Eric Burmeister, Lauren Johnson and Diane Yentel , Guest columnists
Published 2:55 p.m. CT Aug. 12, 2019/ Des Moines Register, Part of the USA Today Network.
Iowans, your voice matters on the issue of housing affordability! All across the state, our families and neighbors struggle to find safe, stable and affordable homes. Too many cannot afford to keep roofs over their heads and are spending most of their income on rent, leaving little for other necessities like groceries, medicines, and child care. Policymakers must act to address this crisis; Iowans want our elected officials to make bold investments in affordable homes.
Our Homes, Our Votes, Our Iowa, a partnership between the National Low Income Housing Coalition (NLIHC) and the Polk County Housing Trust Fund, is working to raise the profile of affordable housing in Iowa and in the 2020 presidential elections. We are hosting a series of non-partisan candidate town halls and conversations throughout Iowa on affordable housing and the needs of our lowest-income residents.
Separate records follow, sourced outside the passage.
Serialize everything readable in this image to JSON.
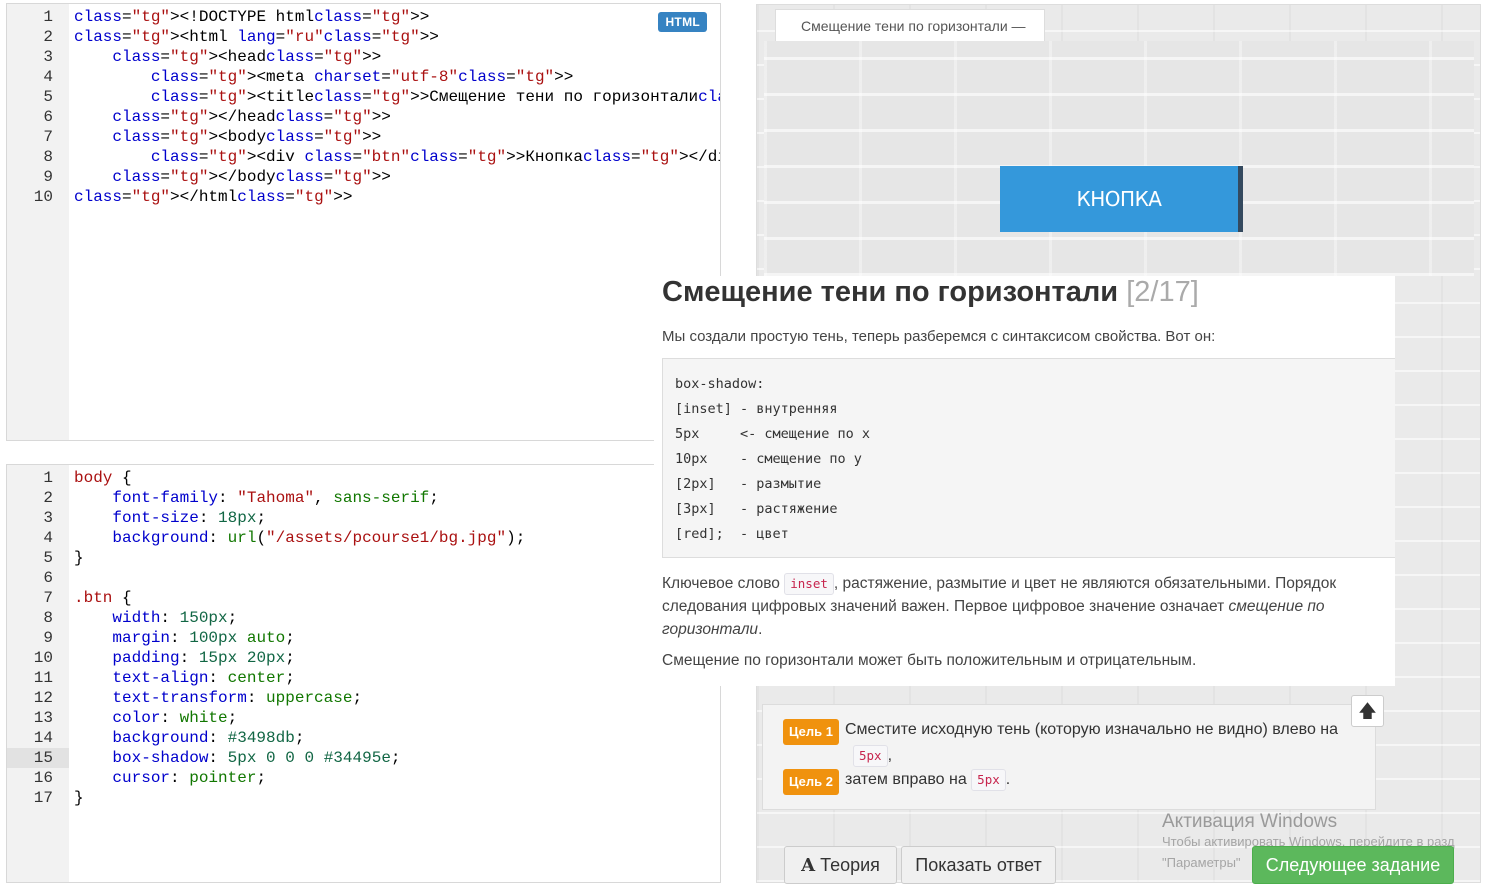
{
  "html_editor": {
    "badge": "HTML",
    "lines": [
      {
        "n": "1",
        "code": "<!DOCTYPE html>"
      },
      {
        "n": "2",
        "code": "<html lang=\"ru\">"
      },
      {
        "n": "3",
        "code": "    <head>"
      },
      {
        "n": "4",
        "code": "        <meta charset=\"utf-8\">"
      },
      {
        "n": "5",
        "code": "        <title>Смещение тени по горизонтали</title>"
      },
      {
        "n": "6",
        "code": "    </head>"
      },
      {
        "n": "7",
        "code": "    <body>"
      },
      {
        "n": "8",
        "code": "        <div class=\"btn\">Кнопка</div>"
      },
      {
        "n": "9",
        "code": "    </body>"
      },
      {
        "n": "10",
        "code": "</html>"
      }
    ]
  },
  "css_editor": {
    "active_line": 15,
    "lines": [
      {
        "n": "1",
        "code": "body {"
      },
      {
        "n": "2",
        "code": "    font-family: \"Tahoma\", sans-serif;"
      },
      {
        "n": "3",
        "code": "    font-size: 18px;"
      },
      {
        "n": "4",
        "code": "    background: url(\"/assets/pcourse1/bg.jpg\");"
      },
      {
        "n": "5",
        "code": "}"
      },
      {
        "n": "6",
        "code": ""
      },
      {
        "n": "7",
        "code": ".btn {"
      },
      {
        "n": "8",
        "code": "    width: 150px;"
      },
      {
        "n": "9",
        "code": "    margin: 100px auto;"
      },
      {
        "n": "10",
        "code": "    padding: 15px 20px;"
      },
      {
        "n": "11",
        "code": "    text-align: center;"
      },
      {
        "n": "12",
        "code": "    text-transform: uppercase;"
      },
      {
        "n": "13",
        "code": "    color: white;"
      },
      {
        "n": "14",
        "code": "    background: #3498db;"
      },
      {
        "n": "15",
        "code": "    box-shadow: 5px 0 0 0 #34495e;"
      },
      {
        "n": "16",
        "code": "    cursor: pointer;"
      },
      {
        "n": "17",
        "code": "}"
      }
    ]
  },
  "preview": {
    "tab_title": "Смещение тени по горизонтали —",
    "button_label": "Кнопка"
  },
  "theory": {
    "title": "Смещение тени по горизонтали",
    "counter": "[2/17]",
    "intro": "Мы создали простую тень, теперь разберемся с синтаксисом свойства. Вот он:",
    "pre_lines": [
      "box-shadow:",
      "[inset] - внутренняя",
      "5px     <- смещение по x",
      "10px    - смещение по y",
      "[2px]   - размытие",
      "[3px]   - растяжение",
      "[red];  - цвет"
    ],
    "p2_before": "Ключевое слово ",
    "p2_code": "inset",
    "p2_after": ", растяжение, размытие и цвет не являются обязательными. Порядок следования цифровых значений важен. Первое цифровое значение означает ",
    "p2_em": "смещение по горизонтали",
    "p2_end": ".",
    "p3": "Смещение по горизонтали может быть положительным и отрицательным."
  },
  "goals": [
    {
      "badge": "Цель 1",
      "text": "Сместите исходную тень (которую изначально не видно) влево на",
      "code": "5px",
      "tail": ","
    },
    {
      "badge": "Цель 2",
      "text": "затем вправо на",
      "code": "5px",
      "tail": "."
    }
  ],
  "buttons": {
    "theory": "Теория",
    "show_answer": "Показать ответ",
    "next": "Следующее задание",
    "up_arrow": "🡅"
  },
  "watermark": {
    "title": "Активация Windows",
    "line2": "Чтобы активировать Windows, перейдите в разд",
    "line3": "\"Параметры\""
  },
  "colors": {
    "accent_blue": "#3498db",
    "shadow_dark": "#34495e",
    "goal_orange": "#f0920e",
    "next_green": "#5cb85c"
  }
}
The national affordable housing crisis continues to worsen, making it impossible for seniors, people with disabilities, families with children, and low-wage workers to pay rent and make ends meet. Every state and community in the country — urban, rural, and suburban — faces an affordable housing shortage, and it is a clear crisis here in Iowa
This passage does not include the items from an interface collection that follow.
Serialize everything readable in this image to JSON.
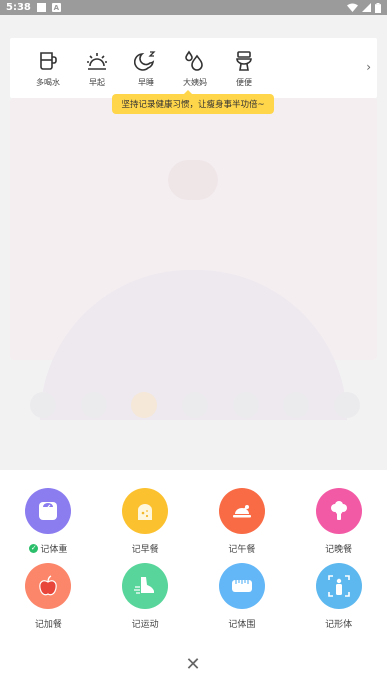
{
  "status_bar": {
    "time": "5:38"
  },
  "habits": {
    "items": [
      {
        "label": "多喝水",
        "icon": "cup-icon"
      },
      {
        "label": "早起",
        "icon": "sunrise-icon"
      },
      {
        "label": "早睡",
        "icon": "moon-icon"
      },
      {
        "label": "大姨妈",
        "icon": "droplets-icon"
      },
      {
        "label": "便便",
        "icon": "toilet-icon"
      }
    ],
    "more": "›"
  },
  "tooltip": {
    "text": "坚持记录健康习惯，让瘦身事半功倍~"
  },
  "actions": [
    {
      "label": "记体重",
      "icon": "scale-icon",
      "color": "#8b7cf0",
      "checked": true
    },
    {
      "label": "记早餐",
      "icon": "toast-icon",
      "color": "#fcc12f",
      "checked": false
    },
    {
      "label": "记午餐",
      "icon": "chicken-icon",
      "color": "#f86b45",
      "checked": false
    },
    {
      "label": "记晚餐",
      "icon": "broccoli-icon",
      "color": "#f35aa6",
      "checked": false
    },
    {
      "label": "记加餐",
      "icon": "apple-icon",
      "color": "#fb8669",
      "checked": false
    },
    {
      "label": "记运动",
      "icon": "shoe-icon",
      "color": "#57d59a",
      "checked": false
    },
    {
      "label": "记体围",
      "icon": "tape-icon",
      "color": "#63b7f7",
      "checked": false
    },
    {
      "label": "记形体",
      "icon": "body-icon",
      "color": "#5db8ef",
      "checked": false
    }
  ],
  "close": "✕"
}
The average renter wage in Iowa is $12.95 per hour, but to afford a modest, two-bedroom home at fair market rent, a person must earn $15.44 an hour. The average minimum-wage renter in our state would have to work 85 hours a week (2.1 full-time jobs) to afford a modest, two-bedroom home. How can such a person afford a home and spend time with and support his/her family?
Iowans are not alone in their concerns. According to a national poll commissioned by NLIHC, 85% of people in America believe ensuring everyone has a safe, accessible and affordable home should be a top national priority, and 8 in 10 want major action from Congress and the White House. Seventy-six percent are more likely to vote for a candidate with a detailed plan on making housing more affordable.
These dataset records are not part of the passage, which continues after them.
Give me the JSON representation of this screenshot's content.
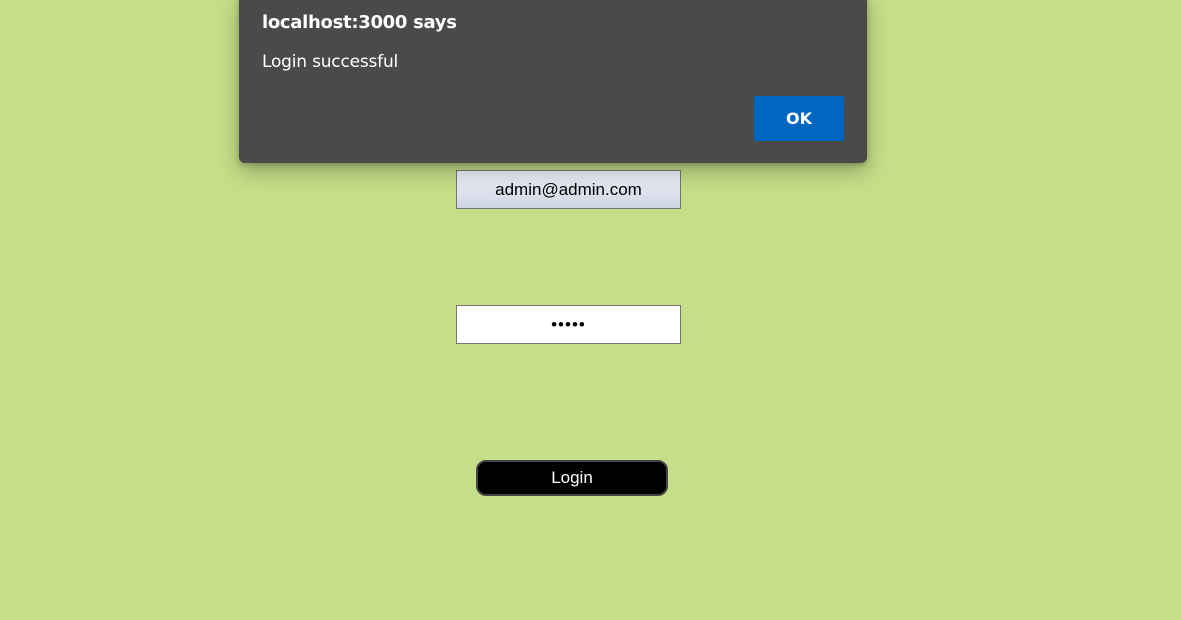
{
  "alert": {
    "title": "localhost:3000 says",
    "message": "Login successful",
    "ok_label": "OK"
  },
  "form": {
    "email_value": "admin@admin.com",
    "password_value": "admin",
    "login_label": "Login"
  },
  "colors": {
    "page_background": "#c4df88",
    "alert_background": "#4a4a4a",
    "ok_button": "#0067c0",
    "login_button": "#000000"
  }
}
Despite being on the minds of voters across the country and raised by them as a key issue on the campaign trail, the first nationally televised Democratic debates neglected to address the issue of affordable housing. This must change: the issue is one that voters care deeply about, one that could swing the 2020 election.
Our Homes, Our Votes, Our Iowa calls on candidates to address how they would preserve and build more deeply affordable homes, increase rental assistance, prevent families from eviction and homelessness, and protect renters from discrimination and abuse.
We urge all Iowans to ask the 2020 candidates: What would you do to make homes affordable for our nation’s lowest-income people? And we urge all Iowans to vote – because affordable homes are built with ballots.
Eric Burmeister is the executive director of the Polk County Housing Trust Fund, the comprehensive planning, advocacy and funding organization for affordable housing in Polk County.
Lauren Johnson is the director of communications and community outreach at the Polk County Housing Trust Fund and the state director of the Our Homes, Our Votes, Our Iowa project.
Diane Yentel is the president and CEO of the National Low Income Housing Coalition, and organization dedicated to achieving socially just public policy that ensures people with the lowest income in the United States have affordable and decent homes.